While a flurry of New York editors head to Europe, another style set is focusing stateside. Ivy Style, which opened this week, is the latest exhibition at the Museum at the Fashion Institute of Technology (FIT), centered around that oh-so-American way of blue-blooded dressing. “When looking at images from the twenties and thirties, most of the chic and progressive people were college students from Ivy League schools,” says Patricia Mears, the museum’s deputy director, who co-curated the exhibit, which tracks the growth of collegiate dressing from the early twentieth century to present day. “Back then, men’s fashion magazines would tell readers, ‘If you want to see what’s cutting-edge, go watch a game at Princeton.’ “
To that end, the room’s vibe reads like a secret society meeting rather than a historical retrospective, dressed as a university quad and filled with Shetland tweeds, oxford button-downs, polo coats, and the emblematic prep apparel—the navy blazer. “Pre-World War II was more of a formal era, so it was necessary to dress well within a certain social context,” Mears told Style.com, citing that avant-garde students would rebelliously pair cricket sweaters with sports jackets in the classroom. The show’s centerpiece? A raccoon fur coat styled over a tweed suit—a look popular in the 1920s and even heralded by Miles Davis, who would get his clothing tailored at Charlie Davidson’s famed Andover Shop in Boston. (Mears juxtaposed the fur and tweed ensemble with a Perry Ellis women’s suit circa 1970 to highlight the former’s influence.)

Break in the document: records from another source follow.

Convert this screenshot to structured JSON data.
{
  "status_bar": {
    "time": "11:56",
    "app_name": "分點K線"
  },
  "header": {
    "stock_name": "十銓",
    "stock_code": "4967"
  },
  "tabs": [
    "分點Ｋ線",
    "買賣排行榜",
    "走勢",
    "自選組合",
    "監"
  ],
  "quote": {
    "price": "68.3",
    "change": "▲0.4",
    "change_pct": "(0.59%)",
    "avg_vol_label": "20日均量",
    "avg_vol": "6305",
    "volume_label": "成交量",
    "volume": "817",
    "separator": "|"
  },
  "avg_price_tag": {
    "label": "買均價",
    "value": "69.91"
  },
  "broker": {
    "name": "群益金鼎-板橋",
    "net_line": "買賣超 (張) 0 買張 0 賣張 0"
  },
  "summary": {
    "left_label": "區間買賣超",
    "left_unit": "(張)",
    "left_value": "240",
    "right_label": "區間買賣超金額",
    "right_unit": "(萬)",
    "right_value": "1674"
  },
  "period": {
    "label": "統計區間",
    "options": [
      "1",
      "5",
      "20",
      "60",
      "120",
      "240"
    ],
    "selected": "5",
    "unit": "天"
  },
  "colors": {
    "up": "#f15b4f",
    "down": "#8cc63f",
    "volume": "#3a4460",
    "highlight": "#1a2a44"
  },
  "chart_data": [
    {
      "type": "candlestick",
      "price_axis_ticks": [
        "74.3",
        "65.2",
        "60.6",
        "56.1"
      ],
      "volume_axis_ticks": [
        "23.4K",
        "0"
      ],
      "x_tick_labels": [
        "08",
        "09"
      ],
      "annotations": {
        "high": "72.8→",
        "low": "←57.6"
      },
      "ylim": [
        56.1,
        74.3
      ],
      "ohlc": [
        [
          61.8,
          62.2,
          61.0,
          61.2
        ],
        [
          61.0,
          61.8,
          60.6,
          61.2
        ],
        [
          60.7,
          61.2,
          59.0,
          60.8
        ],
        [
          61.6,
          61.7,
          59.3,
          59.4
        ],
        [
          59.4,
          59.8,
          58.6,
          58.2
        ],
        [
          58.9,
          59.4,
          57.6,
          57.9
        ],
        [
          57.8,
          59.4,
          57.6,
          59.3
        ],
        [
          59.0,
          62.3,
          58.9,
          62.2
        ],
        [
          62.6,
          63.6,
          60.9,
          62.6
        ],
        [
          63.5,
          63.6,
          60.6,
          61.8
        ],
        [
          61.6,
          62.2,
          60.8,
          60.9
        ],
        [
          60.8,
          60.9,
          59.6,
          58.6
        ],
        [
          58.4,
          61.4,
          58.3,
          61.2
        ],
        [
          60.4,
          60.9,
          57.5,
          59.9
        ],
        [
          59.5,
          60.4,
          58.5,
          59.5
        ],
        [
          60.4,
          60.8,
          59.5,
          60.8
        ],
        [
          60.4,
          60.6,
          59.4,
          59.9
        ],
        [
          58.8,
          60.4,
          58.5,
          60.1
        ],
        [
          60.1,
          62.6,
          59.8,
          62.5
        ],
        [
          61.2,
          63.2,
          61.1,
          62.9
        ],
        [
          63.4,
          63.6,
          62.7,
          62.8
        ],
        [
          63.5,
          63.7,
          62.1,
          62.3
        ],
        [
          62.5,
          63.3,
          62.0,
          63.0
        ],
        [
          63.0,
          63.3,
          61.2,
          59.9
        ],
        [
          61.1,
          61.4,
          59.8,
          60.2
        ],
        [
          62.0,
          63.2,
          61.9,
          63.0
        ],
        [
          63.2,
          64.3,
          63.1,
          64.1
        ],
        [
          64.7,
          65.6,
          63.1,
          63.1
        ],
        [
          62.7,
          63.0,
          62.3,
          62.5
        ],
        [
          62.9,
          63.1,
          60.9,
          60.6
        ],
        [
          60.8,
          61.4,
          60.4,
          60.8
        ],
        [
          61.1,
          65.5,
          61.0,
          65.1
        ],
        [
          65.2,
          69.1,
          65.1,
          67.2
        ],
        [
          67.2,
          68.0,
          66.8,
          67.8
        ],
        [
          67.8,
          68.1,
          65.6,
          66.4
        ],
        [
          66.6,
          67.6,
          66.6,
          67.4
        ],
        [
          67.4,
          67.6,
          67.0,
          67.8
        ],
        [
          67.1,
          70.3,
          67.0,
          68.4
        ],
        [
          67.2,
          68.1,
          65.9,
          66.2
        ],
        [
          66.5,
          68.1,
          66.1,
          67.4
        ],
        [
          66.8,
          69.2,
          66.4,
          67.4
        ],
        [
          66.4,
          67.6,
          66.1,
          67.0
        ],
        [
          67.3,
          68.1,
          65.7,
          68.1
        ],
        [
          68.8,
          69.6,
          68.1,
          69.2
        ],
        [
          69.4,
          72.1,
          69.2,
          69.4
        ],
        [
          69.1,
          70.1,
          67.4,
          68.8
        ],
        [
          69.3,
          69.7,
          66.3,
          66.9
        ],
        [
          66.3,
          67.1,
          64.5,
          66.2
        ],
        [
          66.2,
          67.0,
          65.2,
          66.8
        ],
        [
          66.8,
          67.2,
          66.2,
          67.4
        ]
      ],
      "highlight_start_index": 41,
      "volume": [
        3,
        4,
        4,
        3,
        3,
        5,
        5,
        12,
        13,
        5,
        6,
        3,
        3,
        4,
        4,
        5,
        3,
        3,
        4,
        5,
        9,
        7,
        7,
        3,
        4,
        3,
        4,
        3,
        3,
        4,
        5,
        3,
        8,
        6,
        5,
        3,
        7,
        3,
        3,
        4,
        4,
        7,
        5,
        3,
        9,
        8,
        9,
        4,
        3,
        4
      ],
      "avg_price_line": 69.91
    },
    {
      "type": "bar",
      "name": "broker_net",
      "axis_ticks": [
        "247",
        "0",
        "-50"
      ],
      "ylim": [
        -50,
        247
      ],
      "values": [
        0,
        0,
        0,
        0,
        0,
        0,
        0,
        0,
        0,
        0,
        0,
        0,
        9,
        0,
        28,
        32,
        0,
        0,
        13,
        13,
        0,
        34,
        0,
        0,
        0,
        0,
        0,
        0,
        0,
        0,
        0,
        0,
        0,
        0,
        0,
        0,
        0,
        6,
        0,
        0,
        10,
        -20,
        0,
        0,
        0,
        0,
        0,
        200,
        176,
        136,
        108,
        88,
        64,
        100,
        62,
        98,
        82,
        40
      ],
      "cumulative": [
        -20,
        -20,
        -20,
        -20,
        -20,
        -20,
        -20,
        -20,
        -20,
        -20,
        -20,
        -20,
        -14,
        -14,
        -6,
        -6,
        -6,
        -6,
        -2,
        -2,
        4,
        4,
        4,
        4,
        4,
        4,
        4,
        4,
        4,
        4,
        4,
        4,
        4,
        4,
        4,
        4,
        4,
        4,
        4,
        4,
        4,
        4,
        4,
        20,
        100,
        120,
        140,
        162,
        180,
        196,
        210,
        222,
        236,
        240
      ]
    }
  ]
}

“Today the term ivy means something different,” mused Mears, who peppered the exhibition with contemporary ensembles including a Thom Browne studded suit circa 2009 as well as looks from Michael Bastian, Ralph Lauren, and Tommy Hilfiger. “Preppy has become a fashion term, which we think of as youthful and brightly colored, but back then, it was much more formal and influenced some of the coolest, hippest dressers ever.” Ivy Style runs through January 5 at the Museum at FIT.